Four inmates of Khujand-based penal colony 3/5 have got additional lengthy jail terms for creating a cell of the banned Islamic extremist group, Jamaat Ansarullah, in the penal colony.  

Judge at the Khujand city court Maroufjon Rustamzoda, who presided over the trial, says the 25-year-old resident of Istaravshan Nozim Qurbonov, the 34-year-old resident of Spitamen district Sharaf Halimov, the 30-year-old resident of Spitamen district Ilhom Mahmadjonov and the 28-year-old resident of Istaravshan Homid Vositaliyev have been found guilty of creating a cell of Jamaat Ansarullah in the penal colony.

Criminal proceedings have reportedly been instituted against them under the provisions of two articles of Tajikistan’s Penal Code: Article 187 – creating criminal group; and Article 307 – participating in political parties, public or religious associations that were banned in Tajikistan for carrying out extremist activities.

The court sentenced Nozim Qurbonov to additional twenty-two years in prison, while Mahmadjonov, Halimov and Vositaliyev got additional jail term of twenty years each.

According to Rustamzoda, they were serving their terms in the penal colony for the same crime.   

Jamaat Ansarullah, also known as the Society of Allah’s Soldiers, first came to light in September 2010 when the heretofore unknown organization claimed responsibility for a suicide attack on September 3 in Khujand.  An explosives-packed car rammed into the building of the organized crime control department of the regional police, killing two officers and two civilians and wounding 28 people.  The suicide bomber was local resident Akmal Karimov, trained in al-Qaeda camps in Afghanistan and Pakistan. 

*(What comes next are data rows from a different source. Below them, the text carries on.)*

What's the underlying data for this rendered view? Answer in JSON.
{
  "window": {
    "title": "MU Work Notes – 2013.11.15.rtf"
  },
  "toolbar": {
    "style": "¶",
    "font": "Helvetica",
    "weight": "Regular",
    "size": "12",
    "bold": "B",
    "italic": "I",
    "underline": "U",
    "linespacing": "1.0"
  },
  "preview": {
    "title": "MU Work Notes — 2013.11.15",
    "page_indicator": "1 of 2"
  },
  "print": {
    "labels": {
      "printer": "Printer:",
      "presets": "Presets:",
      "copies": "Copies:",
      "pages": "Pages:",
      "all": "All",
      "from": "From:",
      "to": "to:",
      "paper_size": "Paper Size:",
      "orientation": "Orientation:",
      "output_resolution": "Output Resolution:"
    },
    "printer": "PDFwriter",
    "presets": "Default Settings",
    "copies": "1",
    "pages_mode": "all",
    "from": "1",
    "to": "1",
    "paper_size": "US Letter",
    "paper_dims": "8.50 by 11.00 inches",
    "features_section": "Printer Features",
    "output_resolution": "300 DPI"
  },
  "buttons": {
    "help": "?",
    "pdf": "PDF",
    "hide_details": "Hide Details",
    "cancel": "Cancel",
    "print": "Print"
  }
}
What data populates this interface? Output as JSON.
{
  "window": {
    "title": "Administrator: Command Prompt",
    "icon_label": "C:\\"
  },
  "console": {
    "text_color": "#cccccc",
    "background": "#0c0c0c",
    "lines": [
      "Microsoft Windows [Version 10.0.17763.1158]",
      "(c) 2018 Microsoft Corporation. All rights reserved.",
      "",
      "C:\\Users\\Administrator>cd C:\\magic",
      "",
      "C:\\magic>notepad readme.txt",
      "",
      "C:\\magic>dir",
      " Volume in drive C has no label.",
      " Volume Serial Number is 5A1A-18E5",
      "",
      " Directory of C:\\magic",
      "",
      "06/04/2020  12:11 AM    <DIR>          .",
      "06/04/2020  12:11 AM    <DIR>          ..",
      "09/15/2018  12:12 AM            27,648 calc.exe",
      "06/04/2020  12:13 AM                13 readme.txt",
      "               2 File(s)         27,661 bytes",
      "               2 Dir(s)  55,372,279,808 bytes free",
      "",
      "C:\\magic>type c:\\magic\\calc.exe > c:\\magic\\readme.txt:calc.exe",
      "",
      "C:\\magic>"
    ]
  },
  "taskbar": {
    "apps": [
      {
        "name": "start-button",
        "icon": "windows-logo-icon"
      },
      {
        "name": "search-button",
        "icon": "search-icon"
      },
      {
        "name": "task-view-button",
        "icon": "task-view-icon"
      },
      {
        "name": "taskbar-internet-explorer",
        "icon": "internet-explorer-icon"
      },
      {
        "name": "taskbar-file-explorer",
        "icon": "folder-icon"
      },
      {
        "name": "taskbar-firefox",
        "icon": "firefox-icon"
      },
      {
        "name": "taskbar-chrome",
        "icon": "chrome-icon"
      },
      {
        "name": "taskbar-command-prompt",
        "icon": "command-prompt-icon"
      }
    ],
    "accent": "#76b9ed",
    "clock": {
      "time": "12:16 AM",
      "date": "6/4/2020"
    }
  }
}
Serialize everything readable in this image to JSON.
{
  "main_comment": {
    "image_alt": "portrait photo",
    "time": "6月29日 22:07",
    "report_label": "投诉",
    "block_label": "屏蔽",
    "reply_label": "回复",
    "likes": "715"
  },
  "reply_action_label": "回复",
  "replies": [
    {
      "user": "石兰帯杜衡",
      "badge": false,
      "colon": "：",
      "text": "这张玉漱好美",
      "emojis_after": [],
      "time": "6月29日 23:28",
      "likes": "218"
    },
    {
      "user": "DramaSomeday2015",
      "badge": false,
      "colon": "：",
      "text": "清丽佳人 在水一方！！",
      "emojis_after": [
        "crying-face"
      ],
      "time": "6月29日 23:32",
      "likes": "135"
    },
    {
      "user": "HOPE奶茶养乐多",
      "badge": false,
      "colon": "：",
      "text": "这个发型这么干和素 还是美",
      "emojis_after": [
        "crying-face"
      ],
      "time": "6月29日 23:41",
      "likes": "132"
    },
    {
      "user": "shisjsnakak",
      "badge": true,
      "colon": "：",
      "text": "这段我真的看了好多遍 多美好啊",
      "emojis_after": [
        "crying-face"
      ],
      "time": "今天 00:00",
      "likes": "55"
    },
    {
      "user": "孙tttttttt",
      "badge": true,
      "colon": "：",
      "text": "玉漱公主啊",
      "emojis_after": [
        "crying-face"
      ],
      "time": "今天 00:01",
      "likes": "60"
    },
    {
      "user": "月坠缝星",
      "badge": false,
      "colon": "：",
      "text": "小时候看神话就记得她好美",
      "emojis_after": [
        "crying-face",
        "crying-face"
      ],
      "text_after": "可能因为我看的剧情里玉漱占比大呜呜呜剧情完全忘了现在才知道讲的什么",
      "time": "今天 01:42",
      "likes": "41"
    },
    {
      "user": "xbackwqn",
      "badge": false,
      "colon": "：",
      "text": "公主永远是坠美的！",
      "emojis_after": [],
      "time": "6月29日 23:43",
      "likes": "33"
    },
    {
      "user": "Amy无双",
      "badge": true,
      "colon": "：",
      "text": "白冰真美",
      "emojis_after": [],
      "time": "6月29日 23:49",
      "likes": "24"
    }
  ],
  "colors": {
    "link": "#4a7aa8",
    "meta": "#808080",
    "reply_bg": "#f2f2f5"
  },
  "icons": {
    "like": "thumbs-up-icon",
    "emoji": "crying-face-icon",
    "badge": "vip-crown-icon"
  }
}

In September 2011, Jamaat Ansarullah issued several videos calling on Tajikistan’s citizens to embrace jihad against “infidels” and urging them to take action to support the implementation of Islamic Sharia law.  “Those who pray namaz, who follow fasting rules but support democracy are nonbelievers,” a man on the video said. “Allah is killing nonbelievers by our hands and, thus, blesses us.”  Some politicians and experts, however, doubt whether these videos can really be traced back to Jamaat Ansarullah.

In May 2012, Tajikistan’s Supreme Court officially banned Jamaat Ansarullah as extremist on the basis of a suit filed by the Prosecutor-General’s Office.